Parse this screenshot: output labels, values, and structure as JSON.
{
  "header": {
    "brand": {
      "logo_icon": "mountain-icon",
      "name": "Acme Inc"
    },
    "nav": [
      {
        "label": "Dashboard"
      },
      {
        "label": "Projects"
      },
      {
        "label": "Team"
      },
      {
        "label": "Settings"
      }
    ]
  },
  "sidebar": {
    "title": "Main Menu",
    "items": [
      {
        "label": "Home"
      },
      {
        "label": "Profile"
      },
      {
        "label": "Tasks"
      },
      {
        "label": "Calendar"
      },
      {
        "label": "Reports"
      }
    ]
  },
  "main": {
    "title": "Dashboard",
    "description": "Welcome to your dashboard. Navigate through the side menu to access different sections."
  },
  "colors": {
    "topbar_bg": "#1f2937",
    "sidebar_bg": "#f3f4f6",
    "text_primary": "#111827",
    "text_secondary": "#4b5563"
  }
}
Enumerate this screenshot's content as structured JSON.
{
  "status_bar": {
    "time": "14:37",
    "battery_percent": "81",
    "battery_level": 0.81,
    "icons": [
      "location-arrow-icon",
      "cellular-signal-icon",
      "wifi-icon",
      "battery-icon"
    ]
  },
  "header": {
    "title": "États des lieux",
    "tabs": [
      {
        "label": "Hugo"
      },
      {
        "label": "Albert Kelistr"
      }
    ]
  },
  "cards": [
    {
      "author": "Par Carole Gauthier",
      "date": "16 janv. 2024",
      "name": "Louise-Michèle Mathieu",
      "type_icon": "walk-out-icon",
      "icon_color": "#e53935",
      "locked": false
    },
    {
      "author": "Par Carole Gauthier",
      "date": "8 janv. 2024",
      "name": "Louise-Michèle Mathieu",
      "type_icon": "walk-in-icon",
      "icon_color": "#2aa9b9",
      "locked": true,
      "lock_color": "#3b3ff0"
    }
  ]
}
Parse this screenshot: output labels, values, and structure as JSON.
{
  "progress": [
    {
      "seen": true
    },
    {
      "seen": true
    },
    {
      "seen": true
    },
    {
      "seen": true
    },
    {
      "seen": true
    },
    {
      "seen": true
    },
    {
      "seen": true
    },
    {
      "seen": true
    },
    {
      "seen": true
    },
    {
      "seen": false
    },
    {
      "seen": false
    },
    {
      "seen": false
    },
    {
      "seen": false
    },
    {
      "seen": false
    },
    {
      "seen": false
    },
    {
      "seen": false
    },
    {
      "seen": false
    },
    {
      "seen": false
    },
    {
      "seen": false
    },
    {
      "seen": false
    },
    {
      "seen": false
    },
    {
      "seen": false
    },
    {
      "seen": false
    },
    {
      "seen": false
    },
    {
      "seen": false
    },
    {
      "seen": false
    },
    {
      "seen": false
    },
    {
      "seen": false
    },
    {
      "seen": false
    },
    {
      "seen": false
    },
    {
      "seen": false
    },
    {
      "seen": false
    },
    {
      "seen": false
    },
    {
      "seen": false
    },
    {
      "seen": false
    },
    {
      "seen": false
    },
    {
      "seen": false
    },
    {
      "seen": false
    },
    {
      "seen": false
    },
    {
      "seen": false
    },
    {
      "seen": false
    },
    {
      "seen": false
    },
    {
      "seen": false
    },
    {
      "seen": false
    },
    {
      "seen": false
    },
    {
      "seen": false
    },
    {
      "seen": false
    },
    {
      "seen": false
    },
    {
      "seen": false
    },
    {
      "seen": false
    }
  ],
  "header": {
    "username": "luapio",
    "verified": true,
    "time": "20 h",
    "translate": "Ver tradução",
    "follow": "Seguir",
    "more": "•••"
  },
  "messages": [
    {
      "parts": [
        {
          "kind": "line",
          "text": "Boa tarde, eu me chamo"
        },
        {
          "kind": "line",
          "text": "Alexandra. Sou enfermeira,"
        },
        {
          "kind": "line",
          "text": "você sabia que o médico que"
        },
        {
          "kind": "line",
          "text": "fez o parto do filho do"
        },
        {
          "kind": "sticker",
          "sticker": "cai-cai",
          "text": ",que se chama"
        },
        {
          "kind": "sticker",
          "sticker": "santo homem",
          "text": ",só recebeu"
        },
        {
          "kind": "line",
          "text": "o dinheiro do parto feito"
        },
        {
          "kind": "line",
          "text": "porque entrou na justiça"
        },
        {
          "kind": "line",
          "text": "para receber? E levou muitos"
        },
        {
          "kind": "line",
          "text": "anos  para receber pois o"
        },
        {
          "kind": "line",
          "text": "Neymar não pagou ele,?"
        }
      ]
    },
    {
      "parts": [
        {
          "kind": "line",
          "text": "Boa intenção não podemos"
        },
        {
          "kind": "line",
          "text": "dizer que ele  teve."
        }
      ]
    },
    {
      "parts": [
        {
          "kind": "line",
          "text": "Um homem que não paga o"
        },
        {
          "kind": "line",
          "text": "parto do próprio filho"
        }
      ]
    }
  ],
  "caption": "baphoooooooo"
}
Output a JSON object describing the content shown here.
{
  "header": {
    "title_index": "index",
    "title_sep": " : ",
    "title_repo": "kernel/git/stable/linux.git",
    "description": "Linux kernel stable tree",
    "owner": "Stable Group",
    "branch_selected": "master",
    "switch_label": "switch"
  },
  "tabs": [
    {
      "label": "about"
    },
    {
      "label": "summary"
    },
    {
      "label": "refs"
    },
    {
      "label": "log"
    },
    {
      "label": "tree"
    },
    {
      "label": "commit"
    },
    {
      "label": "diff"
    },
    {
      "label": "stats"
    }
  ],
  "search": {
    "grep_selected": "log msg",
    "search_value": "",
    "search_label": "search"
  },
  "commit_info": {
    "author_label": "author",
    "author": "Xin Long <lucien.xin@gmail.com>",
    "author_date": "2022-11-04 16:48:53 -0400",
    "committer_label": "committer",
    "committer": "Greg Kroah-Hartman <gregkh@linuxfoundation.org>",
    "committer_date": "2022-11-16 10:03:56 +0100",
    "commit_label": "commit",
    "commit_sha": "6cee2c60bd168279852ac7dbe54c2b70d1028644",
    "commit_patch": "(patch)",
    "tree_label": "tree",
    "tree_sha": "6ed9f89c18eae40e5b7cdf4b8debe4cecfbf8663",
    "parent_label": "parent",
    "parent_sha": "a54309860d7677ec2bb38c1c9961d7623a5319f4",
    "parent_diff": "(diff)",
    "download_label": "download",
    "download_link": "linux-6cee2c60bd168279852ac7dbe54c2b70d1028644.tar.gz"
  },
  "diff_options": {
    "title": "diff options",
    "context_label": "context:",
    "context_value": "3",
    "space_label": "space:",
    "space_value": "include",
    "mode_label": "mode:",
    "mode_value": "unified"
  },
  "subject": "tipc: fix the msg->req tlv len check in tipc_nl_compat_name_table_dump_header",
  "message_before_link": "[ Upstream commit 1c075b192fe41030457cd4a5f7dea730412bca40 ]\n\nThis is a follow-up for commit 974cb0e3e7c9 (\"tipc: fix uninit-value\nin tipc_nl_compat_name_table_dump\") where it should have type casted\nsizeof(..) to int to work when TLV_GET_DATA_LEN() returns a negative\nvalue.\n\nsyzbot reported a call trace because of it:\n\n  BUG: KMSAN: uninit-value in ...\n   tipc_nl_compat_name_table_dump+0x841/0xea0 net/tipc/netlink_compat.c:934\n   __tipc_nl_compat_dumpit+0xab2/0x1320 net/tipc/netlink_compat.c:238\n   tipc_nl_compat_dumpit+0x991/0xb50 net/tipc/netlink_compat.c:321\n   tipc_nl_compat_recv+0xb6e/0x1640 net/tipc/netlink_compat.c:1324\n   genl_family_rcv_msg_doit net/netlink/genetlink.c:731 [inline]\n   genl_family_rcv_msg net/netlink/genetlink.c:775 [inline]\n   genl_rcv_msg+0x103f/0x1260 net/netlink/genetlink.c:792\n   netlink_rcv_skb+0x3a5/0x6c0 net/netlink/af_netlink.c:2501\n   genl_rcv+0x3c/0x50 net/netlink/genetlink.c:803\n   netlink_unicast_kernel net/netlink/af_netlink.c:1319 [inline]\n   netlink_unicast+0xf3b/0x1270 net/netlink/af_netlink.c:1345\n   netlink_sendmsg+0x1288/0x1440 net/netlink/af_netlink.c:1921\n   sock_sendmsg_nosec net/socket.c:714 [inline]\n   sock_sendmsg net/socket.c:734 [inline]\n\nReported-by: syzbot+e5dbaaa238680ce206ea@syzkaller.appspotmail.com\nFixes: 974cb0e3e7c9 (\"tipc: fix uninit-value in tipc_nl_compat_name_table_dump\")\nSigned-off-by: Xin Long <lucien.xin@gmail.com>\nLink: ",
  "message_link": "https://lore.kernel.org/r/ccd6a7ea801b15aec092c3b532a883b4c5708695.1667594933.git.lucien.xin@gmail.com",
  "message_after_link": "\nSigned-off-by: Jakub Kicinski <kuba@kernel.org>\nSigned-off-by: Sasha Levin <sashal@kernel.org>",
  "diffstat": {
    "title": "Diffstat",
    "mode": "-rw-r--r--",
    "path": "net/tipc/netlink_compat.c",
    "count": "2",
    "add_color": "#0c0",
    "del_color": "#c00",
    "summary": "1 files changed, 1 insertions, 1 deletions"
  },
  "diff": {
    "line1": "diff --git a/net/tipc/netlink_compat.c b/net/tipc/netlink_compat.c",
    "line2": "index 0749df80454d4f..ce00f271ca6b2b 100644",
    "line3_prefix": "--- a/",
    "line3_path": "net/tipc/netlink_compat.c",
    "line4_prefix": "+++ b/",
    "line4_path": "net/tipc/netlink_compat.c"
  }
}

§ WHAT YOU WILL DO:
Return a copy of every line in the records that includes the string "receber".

§ TASK OUTPUT:
          "text": "para receber? E levou muitos"
          "text": "anos  para receber pois o"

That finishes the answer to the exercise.